I think it’s very important to eat the local specialities, where ever you go. Chances are this food will be the freshest and the best. I remember once having langostinos at a festival in Salzburg, Austria. Bad move. We were nowhere near water, so those langostinos were obviously brought in from elsewhere. Everyone who ate them, including myself, ended up with food poisoning. This time when we played in Linz, Austria, I went for the trout, right out of the river Donau.
When we reached Dublin, I was more interested in getting a REAL pint of Guinness than food, but eventually my appetite got the best of me. My friend Ralph took us to a Korean place, Hop House (160 Parnell St., Dublin 1) for our first meal there, and I’ve got to say, this was the first meal on the whole trip that made me sweat. I asked for it extra spicy and that’s exactly what I got. In fact, I had to go for the kimchi to cool off a little.
Of course, you can’t leave Dublin without having a proper Irish breakfast, and after a whole tour of lunch meat and cheese on a roll for breakfast, I was ready for some eggs. Not only that, but you also get a rasher of thick, ham-like bacon (as opposed to our kind of thin bacon, which the Irish call streaky bacon); some amazing sausages, which practically melt in your mouth; fried tomatoes and mushrooms, toast, and blood pudding, which is basically coagulated blood made into a sausage patty. The hearty meal did not disappoint, but because I ate it at 1 in the afternoon, they had actually finished up all their blood pudding on the breakfast crowd. I had to drown my disappointment in some liquid Irish brown bread (or Guinness to you!).

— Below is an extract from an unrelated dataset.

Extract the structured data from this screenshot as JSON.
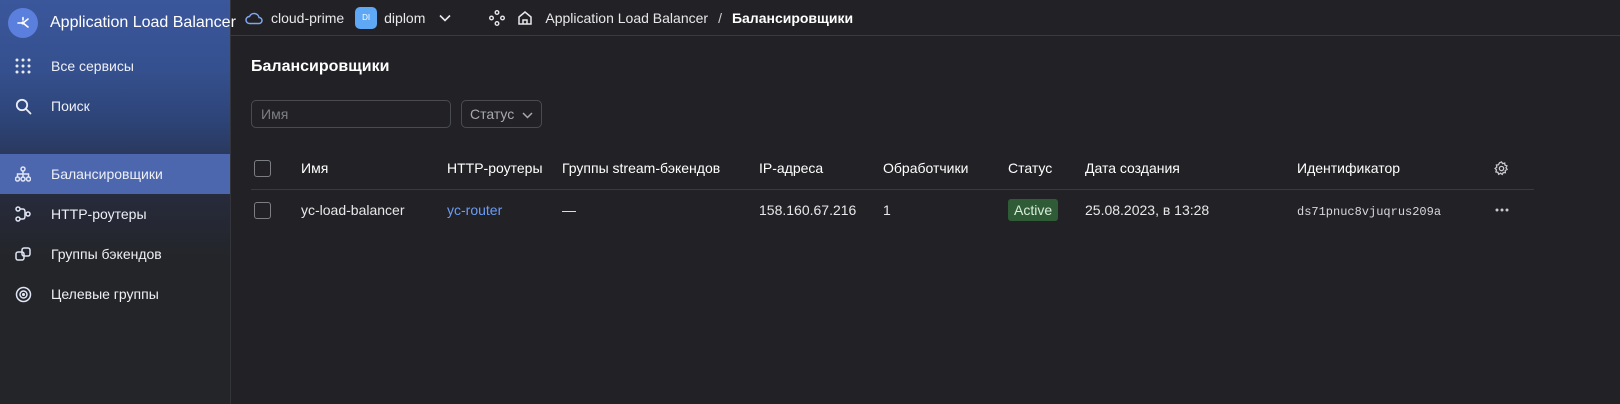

These are just some of the highlights of food on the road: Europe. Did I mention I also had some great brick oven pizza in Slovenia, and probably the best Turkish food I’ve ever had in Hamburg at 4 in the morning (The place was called Gazi Antep Adana Urfa Kebap Salonu, Clemens-Schulz Str. 26, 20359 Hamburg). The eating and travelling is far from over. Join me next week as I journey to one of the preeminent eating destinations on the planet. Land of th Rising Sun–Japan.